(Collected data entries)
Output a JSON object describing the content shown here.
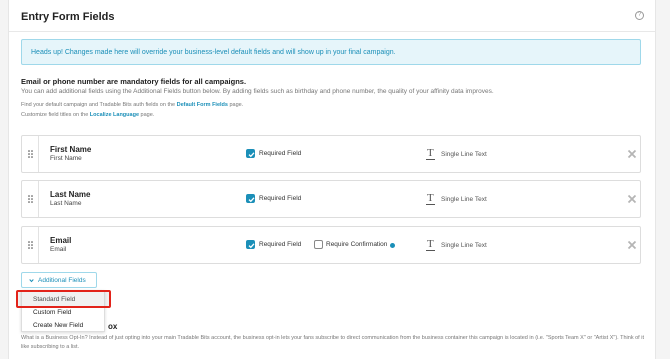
{
  "page": {
    "title": "Entry Form Fields",
    "help_icon": "?"
  },
  "notice": "Heads up! Changes made here will override your business-level default fields and will show up in your final campaign.",
  "intro": {
    "mandatory": "Email or phone number are mandatory fields for all campaigns.",
    "description": "You can add additional fields using the Additional Fields button below. By adding fields such as birthday and phone number, the quality of your affinity data improves.",
    "find_prefix": "Find your default campaign and Tradable Bits auth fields on the ",
    "find_link": "Default Form Fields",
    "find_suffix": " page.",
    "customize_prefix": "Customize field titles on the ",
    "customize_link": "Localize Language",
    "customize_suffix": " page."
  },
  "fields": [
    {
      "name": "First Name",
      "sub": "First Name",
      "required_label": "Required Field",
      "required": true,
      "type_label": "Single Line Text",
      "type_icon": "T"
    },
    {
      "name": "Last Name",
      "sub": "Last Name",
      "required_label": "Required Field",
      "required": true,
      "type_label": "Single Line Text",
      "type_icon": "T"
    },
    {
      "name": "Email",
      "sub": "Email",
      "required_label": "Required Field",
      "required": true,
      "confirm_label": "Require Confirmation",
      "confirm": false,
      "type_label": "Single Line Text",
      "type_icon": "T"
    }
  ],
  "additional_fields": {
    "button_label": "Additional Fields",
    "menu": [
      "Standard Field",
      "Custom Field",
      "Create New Field"
    ],
    "highlighted": "Standard Field"
  },
  "optin": {
    "heading_partial": "ox",
    "description": "What is a Business Opt-In? Instead of just opting into your main Tradable Bits account, the business opt-in lets your fans subscribe to direct communication from the business container this campaign is located in (i.e. \"Sports Team X\" or \"Artist X\"). Think of it like subscribing to a list."
  },
  "colors": {
    "accent": "#1b8fb8",
    "notice_bg": "#e6f5fa",
    "highlight_border": "#e2231a"
  }
}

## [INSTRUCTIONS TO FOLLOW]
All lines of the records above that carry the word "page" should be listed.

## [PROBLEM SOLUTION]
  "page": {
    "find_suffix": " page.",
    "customize_suffix": " page."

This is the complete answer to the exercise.